 Taking tap classes in Missouri? You may owe sales tax on those classes.

Missouri law imposes sales tax on “the amount paid for admissions and seating accommodations, or fees paid to, or in any place of amusement, entertainment or recreation, games and athletic events.” Although unpopular, the law was upheld by the Missouri Supreme Court in 2001, and again in 2008. The Missouri Department of Revenue also upholds the tax, ruling in 2012 that hourly charges for a “training classes led by an instructor and paid for by the hour” are subject to sales tax.

$73,000

That determination has trickled down to Miss Dianna’s Dance Studio, which the Missouri Department of Revenue audited and handed a bill for “more than $73,000 worth of back taxes.”

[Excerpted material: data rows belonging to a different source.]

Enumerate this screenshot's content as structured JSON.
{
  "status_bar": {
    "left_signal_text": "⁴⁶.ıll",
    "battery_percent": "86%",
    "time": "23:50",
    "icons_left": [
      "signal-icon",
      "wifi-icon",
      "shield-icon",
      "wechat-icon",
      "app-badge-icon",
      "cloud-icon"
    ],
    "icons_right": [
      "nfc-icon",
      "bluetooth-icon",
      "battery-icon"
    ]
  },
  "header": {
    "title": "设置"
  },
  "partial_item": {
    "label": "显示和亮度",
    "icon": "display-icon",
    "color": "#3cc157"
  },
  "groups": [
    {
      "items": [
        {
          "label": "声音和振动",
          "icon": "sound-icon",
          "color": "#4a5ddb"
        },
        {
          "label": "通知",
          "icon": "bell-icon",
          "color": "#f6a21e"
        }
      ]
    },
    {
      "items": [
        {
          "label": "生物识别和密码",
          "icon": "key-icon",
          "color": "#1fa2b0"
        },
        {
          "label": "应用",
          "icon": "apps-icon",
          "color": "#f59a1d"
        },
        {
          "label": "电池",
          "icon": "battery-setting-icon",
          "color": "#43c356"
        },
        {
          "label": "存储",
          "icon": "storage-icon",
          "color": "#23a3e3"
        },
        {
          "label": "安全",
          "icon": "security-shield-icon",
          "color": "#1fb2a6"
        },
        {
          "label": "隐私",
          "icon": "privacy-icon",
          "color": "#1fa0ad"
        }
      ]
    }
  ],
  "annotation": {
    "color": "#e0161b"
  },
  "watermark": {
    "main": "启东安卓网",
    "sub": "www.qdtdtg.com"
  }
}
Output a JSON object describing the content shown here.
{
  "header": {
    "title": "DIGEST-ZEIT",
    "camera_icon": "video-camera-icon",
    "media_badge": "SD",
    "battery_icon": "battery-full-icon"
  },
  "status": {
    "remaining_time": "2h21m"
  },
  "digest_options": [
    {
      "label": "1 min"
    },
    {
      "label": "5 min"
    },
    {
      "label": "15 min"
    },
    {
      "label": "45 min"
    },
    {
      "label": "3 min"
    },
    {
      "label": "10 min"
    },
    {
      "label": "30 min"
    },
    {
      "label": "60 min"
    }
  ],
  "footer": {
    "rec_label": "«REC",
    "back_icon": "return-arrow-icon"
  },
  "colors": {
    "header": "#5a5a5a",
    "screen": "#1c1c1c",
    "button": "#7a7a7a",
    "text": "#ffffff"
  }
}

Dianna Pfaff, owner of Miss Dianna’s Dance Studio, is contesting the bill. She argues that she has not charged her clients sales tax for the past 40 years because her classes are educational and therefore exempt. If there was a change of definition that sparked a sales tax obligation, she certainly didn’t know about it.

Ms. Pfaff has supporters. State Senator Ryan Silvey (R) insists, “You can’t raise somebody’s taxes by changing a definition.” And earlier this year, Missouri lawmakers approved legislation that would exempt fees people pay to participate in entertainment, recreation, games and athletic events. Dance classes would qualify for that exemption.

However, Governor Jay Nixon vetoed that provision in June.

Changing definitions = changing tax obligations

In fact, it is common for slight changes in definitions or rules or regulations to impact sales tax. It happens all the time. Beginning January 2015, for example, the District of Columbia may no longer exempt fitness classes from sales tax (the final decision depends on whether or not lawmakers supportive of the tax are numerous enough to override the mayor’s veto).

The real zinger? It’s the taxpayer’s obligation to keep up with changing definitions (and rules and regulations and boundaries and rates) and to make all changes needed to comply with them.

Learn how an automated solution helps businesses survive the changing landscape of sales tax.

photo credit: metromoxie via photopin cc


Gail Cole
Avalara Author
Gail Cole
Gail Cole
Avalara Author Gail Cole
Gail began researching and writing about sales tax in 2012 and has been fascinated with it ever since. She has a penchant for uncovering unusual tax facts, and endeavors to make complex sales tax laws more digestible for both experts and laypeople.